Christ's Thirst for Us
The Station today is made at San Lorenzo fuori la mura, one of the five patriarchal basilicas of Rome, where are buried the bodies of the two deacons Lawrence and Stephen. Constantine the Great was the first to erect a little oratory over his burial-place off the Via Tiburtina in the Catacomb of Cyriaca. This was enlarged and beautified by Pope Pelagius II (579-90). Pope Pope Sixtus III (432-40) built a large basilica with three naves, the apse leaning against the older church, on the summit of the hill where he was buried. In the 13th century Honorius III made the two buildings into one, and so the basilica of San Lorenzo remains to this day, albeit rebuilt after World War II. It is reckoned as a major basilica because it is specially attributed to the Patriarch of Jerusalem, who was resident here from 1374 - 1847, and so it ranks with the four papal major basilicas.

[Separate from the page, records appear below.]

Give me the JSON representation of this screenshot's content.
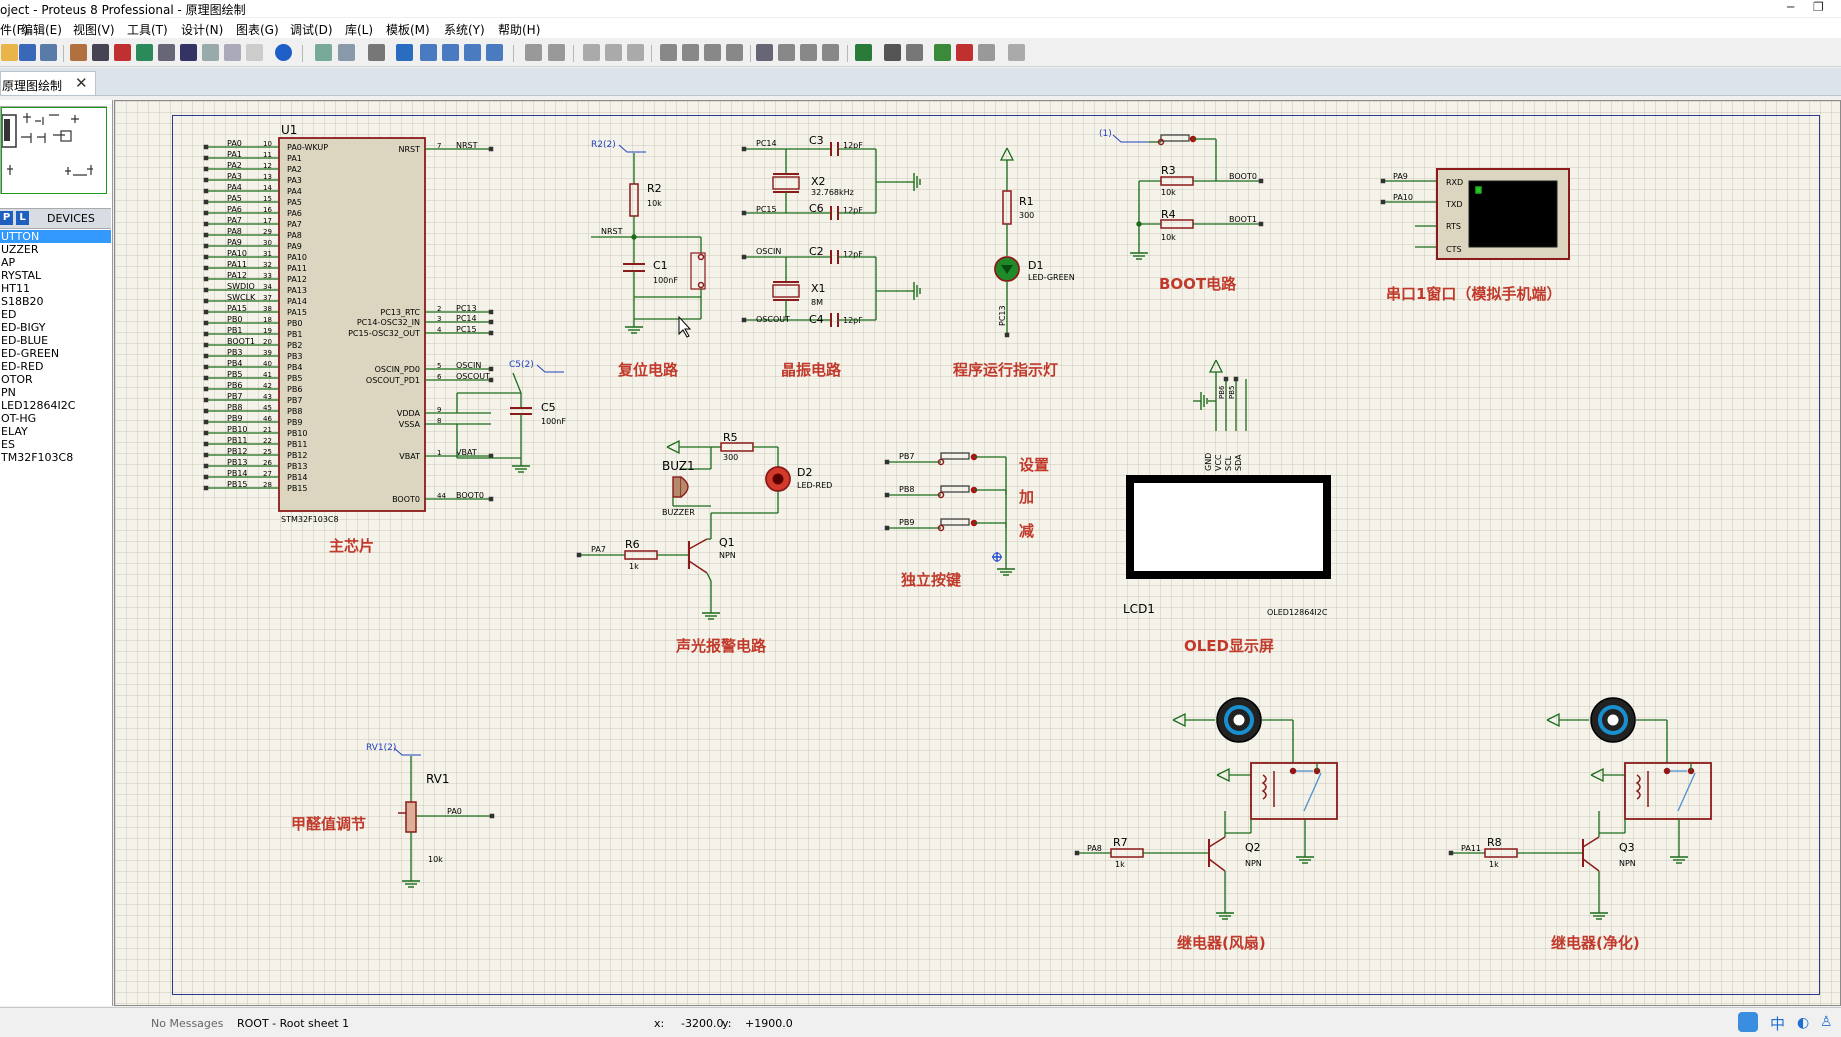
{
  "window": {
    "title": "oject - Proteus 8 Professional - 原理图绘制",
    "minimize": "─",
    "restore": "❐"
  },
  "menu": [
    "件(F)",
    "编辑(E)",
    "视图(V)",
    "工具(T)",
    "设计(N)",
    "图表(G)",
    "调试(D)",
    "库(L)",
    "模板(M)",
    "系统(Y)",
    "帮助(H)"
  ],
  "tab": {
    "label": "原理图绘制",
    "close": "✕"
  },
  "panel": {
    "p_button": "P",
    "l_button": "L",
    "header": "DEVICES",
    "devices": [
      "UTTON",
      "UZZER",
      "AP",
      "RYSTAL",
      "HT11",
      "S18B20",
      "ED",
      "ED-BIGY",
      "ED-BLUE",
      "ED-GREEN",
      "ED-RED",
      "OTOR",
      "PN",
      "LED12864I2C",
      "OT-HG",
      "ELAY",
      "ES",
      "TM32F103C8"
    ],
    "selected_index": 0
  },
  "schematic": {
    "labels": {
      "main_chip": "主芯片",
      "reset": "复位电路",
      "crystal": "晶振电路",
      "run_led": "程序运行指示灯",
      "boot": "BOOT电路",
      "uart": "串口1窗口（模拟手机端）",
      "alarm": "声光报警电路",
      "keys": "独立按键",
      "oled": "OLED显示屏",
      "formaldehyde": "甲醛值调节",
      "relay_fan": "继电器(风扇)",
      "relay_purify": "继电器(净化)",
      "set": "设置",
      "add": "加",
      "sub": "减"
    },
    "u1": {
      "ref": "U1",
      "part": "STM32F103C8",
      "left_pins": [
        {
          "net": "PA0",
          "num": "10",
          "name": "PA0-WKUP"
        },
        {
          "net": "PA1",
          "num": "11",
          "name": "PA1"
        },
        {
          "net": "PA2",
          "num": "12",
          "name": "PA2"
        },
        {
          "net": "PA3",
          "num": "13",
          "name": "PA3"
        },
        {
          "net": "PA4",
          "num": "14",
          "name": "PA4"
        },
        {
          "net": "PA5",
          "num": "15",
          "name": "PA5"
        },
        {
          "net": "PA6",
          "num": "16",
          "name": "PA6"
        },
        {
          "net": "PA7",
          "num": "17",
          "name": "PA7"
        },
        {
          "net": "PA8",
          "num": "29",
          "name": "PA8"
        },
        {
          "net": "PA9",
          "num": "30",
          "name": "PA9"
        },
        {
          "net": "PA10",
          "num": "31",
          "name": "PA10"
        },
        {
          "net": "PA11",
          "num": "32",
          "name": "PA11"
        },
        {
          "net": "PA12",
          "num": "33",
          "name": "PA12"
        },
        {
          "net": "SWDIO",
          "num": "34",
          "name": "PA13"
        },
        {
          "net": "SWCLK",
          "num": "37",
          "name": "PA14"
        },
        {
          "net": "PA15",
          "num": "38",
          "name": "PA15"
        },
        {
          "net": "PB0",
          "num": "18",
          "name": "PB0"
        },
        {
          "net": "PB1",
          "num": "19",
          "name": "PB1"
        },
        {
          "net": "BOOT1",
          "num": "20",
          "name": "PB2"
        },
        {
          "net": "PB3",
          "num": "39",
          "name": "PB3"
        },
        {
          "net": "PB4",
          "num": "40",
          "name": "PB4"
        },
        {
          "net": "PB5",
          "num": "41",
          "name": "PB5"
        },
        {
          "net": "PB6",
          "num": "42",
          "name": "PB6"
        },
        {
          "net": "PB7",
          "num": "43",
          "name": "PB7"
        },
        {
          "net": "PB8",
          "num": "45",
          "name": "PB8"
        },
        {
          "net": "PB9",
          "num": "46",
          "name": "PB9"
        },
        {
          "net": "PB10",
          "num": "21",
          "name": "PB10"
        },
        {
          "net": "PB11",
          "num": "22",
          "name": "PB11"
        },
        {
          "net": "PB12",
          "num": "25",
          "name": "PB12"
        },
        {
          "net": "PB13",
          "num": "26",
          "name": "PB13"
        },
        {
          "net": "PB14",
          "num": "27",
          "name": "PB14"
        },
        {
          "net": "PB15",
          "num": "28",
          "name": "PB15"
        }
      ],
      "right_pins": [
        {
          "name": "NRST",
          "num": "7",
          "net": "NRST"
        },
        {
          "name": "PC13_RTC",
          "num": "2",
          "net": "PC13"
        },
        {
          "name": "PC14-OSC32_IN",
          "num": "3",
          "net": "PC14"
        },
        {
          "name": "PC15-OSC32_OUT",
          "num": "4",
          "net": "PC15"
        },
        {
          "name": "OSCIN_PD0",
          "num": "5",
          "net": "OSCIN"
        },
        {
          "name": "OSCOUT_PD1",
          "num": "6",
          "net": "OSCOUT"
        },
        {
          "name": "VDDA",
          "num": "9",
          "net": ""
        },
        {
          "name": "VSSA",
          "num": "8",
          "net": ""
        },
        {
          "name": "VBAT",
          "num": "1",
          "net": "VBAT"
        },
        {
          "name": "BOOT0",
          "num": "44",
          "net": "BOOT0"
        }
      ]
    },
    "parts": {
      "r2": "R2",
      "r2v": "10k",
      "r2probe": "R2(2)",
      "c1": "C1",
      "c1v": "100nF",
      "nrst": "NRST",
      "c3": "C3",
      "c3v": "12pF",
      "x2": "X2",
      "x2v": "32.768kHz",
      "c6": "C6",
      "c6v": "12pF",
      "pc14": "PC14",
      "pc15": "PC15",
      "c2": "C2",
      "c2v": "12pF",
      "x1": "X1",
      "x1v": "8M",
      "c4": "C4",
      "c4v": "12pF",
      "oscin": "OSCIN",
      "oscout": "OSCOUT",
      "r1": "R1",
      "r1v": "300",
      "d1": "D1",
      "d1v": "LED-GREEN",
      "pc13": "PC13",
      "probe1": "(1)",
      "r3": "R3",
      "r3v": "10k",
      "r4": "R4",
      "r4v": "10k",
      "boot0": "BOOT0",
      "boot1": "BOOT1",
      "pa9": "PA9",
      "pa10": "PA10",
      "rxd": "RXD",
      "txd": "TXD",
      "rts": "RTS",
      "cts": "CTS",
      "c5": "C5",
      "c5v": "100nF",
      "c5probe": "C5(2)",
      "r5": "R5",
      "r5v": "300",
      "d2": "D2",
      "d2v": "LED-RED",
      "buz": "BUZ1",
      "buzv": "BUZZER",
      "r6": "R6",
      "r6v": "1k",
      "pa7": "PA7",
      "q1": "Q1",
      "q1v": "NPN",
      "pb7": "PB7",
      "pb8": "PB8",
      "pb9": "PB9",
      "gnd": "GND",
      "vcc": "VCC",
      "scl": "SCL",
      "sda": "SDA",
      "pb6": "PB6",
      "pb5": "PB5",
      "lcd1": "LCD1",
      "oledpart": "OLED12864I2C",
      "rv1probe": "RV1(2)",
      "rv1": "RV1",
      "rv1v": "10k",
      "pa0": "PA0",
      "pa8": "PA8",
      "r7": "R7",
      "r7v": "1k",
      "q2": "Q2",
      "q2v": "NPN",
      "pa11": "PA11",
      "r8": "R8",
      "r8v": "1k",
      "q3": "Q3",
      "q3v": "NPN"
    }
  },
  "status": {
    "messages": "No Messages",
    "sheet": "ROOT - Root sheet 1",
    "x_label": "x:",
    "x_value": "-3200.0",
    "y_label": "y:",
    "y_value": "+1900.0",
    "ime_char": "中"
  },
  "colors": {
    "wire": "#1a6b1a",
    "component": "#8b1a1a",
    "title": "#c0392b",
    "canvas": "#f5f3e9",
    "sheet_border": "#2a3b8f",
    "probe": "#2040c0"
  }
}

The Gospels for the this Sunday of Lent and the following two Sundays are primarily the three great Lenten Gospels taken from St John. They each have a special Lenten Preface that is used during the Mass when they are read. These readings are chosen to accompany the Rites of Scrutiny that were part of the catechumen's journey towards baptism on Easter Sunday; they are still used in the Rite of Christian Initiation for Adults (RCIA) and express the growing enlightenment and purification of the catechumen who is being prepared for baptism.
The Gospel of the Samaritan woman (Jn 4:5-42), read today, is a model of catechesis as Christ draws the inquiring woman from befuddlement to faith in Him. The Gospel of the Man Born Blind (Jn 9:1-41), read on the Fourth Sunday of Lent at the Second Scrutiny, expresses the enlightenment of the catechumen through that faith in Christ, who opens his eyes to Truth. The Gospel of Lazarus (Jn 11:1-45) is read on the Fifth Sunday of Lent at the Third (and final) Scrutiny and is a foretaste of the rewards of baptism and faith in Christ, which is to be brought from the "living death" of sin to new life in Christ.
"A woman of Samaria came to draw water. Jesus said to her, 'Give me a drink'." (Jn 4:5)
"The thirst of Jesus was a thirst that the Samaritan woman could not satisfy by water from Jacob's well but only by giving him her heart, her love, her faith. He was thirsting for her faith as we in the Preface at Mass today... First comes this thirst and the longing of the Lord for us...
He starts from where he is, from where others see him. In the case of the Samaritan woman he meets her as one with needs, but she meets him as a person with needs herself. In her we see ourselves. It is not necessary to start out with particular profound or super-refined needs in order to make contact with Jesus. He merely happens to be there when a person is seeking to fulfil and satisfy the needs of the moment, however trivial or however deep they may be. The Samaritan woman in need of water goes to the well like going to the shop to get an ounce of tobacco, and there he is. Yet from the point of view of Jesus this is not in fact casual or chance. He has been sitting there waiting for her...
Jesus and the woman started to talk. The conversation turned to what he and she really wanted... How she wanted things! It was because she wanted things so much that she finally found everything she could possibly want. It was because her wants were so strong and so fierce that she found everything she could ever have wanted and so much more. Coming to Jesus will not work if you have little desire. It will work if you have some emotion and passion, some fire in your guts. 'Does he really seek God?' is the basic question according to the Rule of St Benedict...
The story of the thirst of the Samaritan woman is meant to make us want things more, to want with a depth and an intensity like that of the thirsty man when the dehydrated tissues of his body cry out to be slaked. This woman who stands for us finds God on the basis of wanting fiercely whatever it is that she does want, and then discovering that the homing point of all her firece desire is Jesus. 'What do you have to do to become a saint?' St Thomas Aquinas was asked. He replied in a word: 'Velle, want it!'"
Let us make our own the Prayer over the Catechumens from the First Scrutiny:
you sent your Son to be our Savior.
Grant that these catechumens,
who, like the woman of Samaria, thirst for living water,
may turn to the Lord as they hear his word
and acknowledge the sins and weaknesses
that weigh them down.
Protect them from vain reliance on self
and defend them from the power of Satan.
Free them from the spirit of deceit,
so that, admitting the wrong they have done,
they may attain purity of heart
and advance on the way to salvation.
We ask this through Christ our Lord."
The beautiful fresco above is from the catacomb on the Via Latina and dates to the mid-4th century.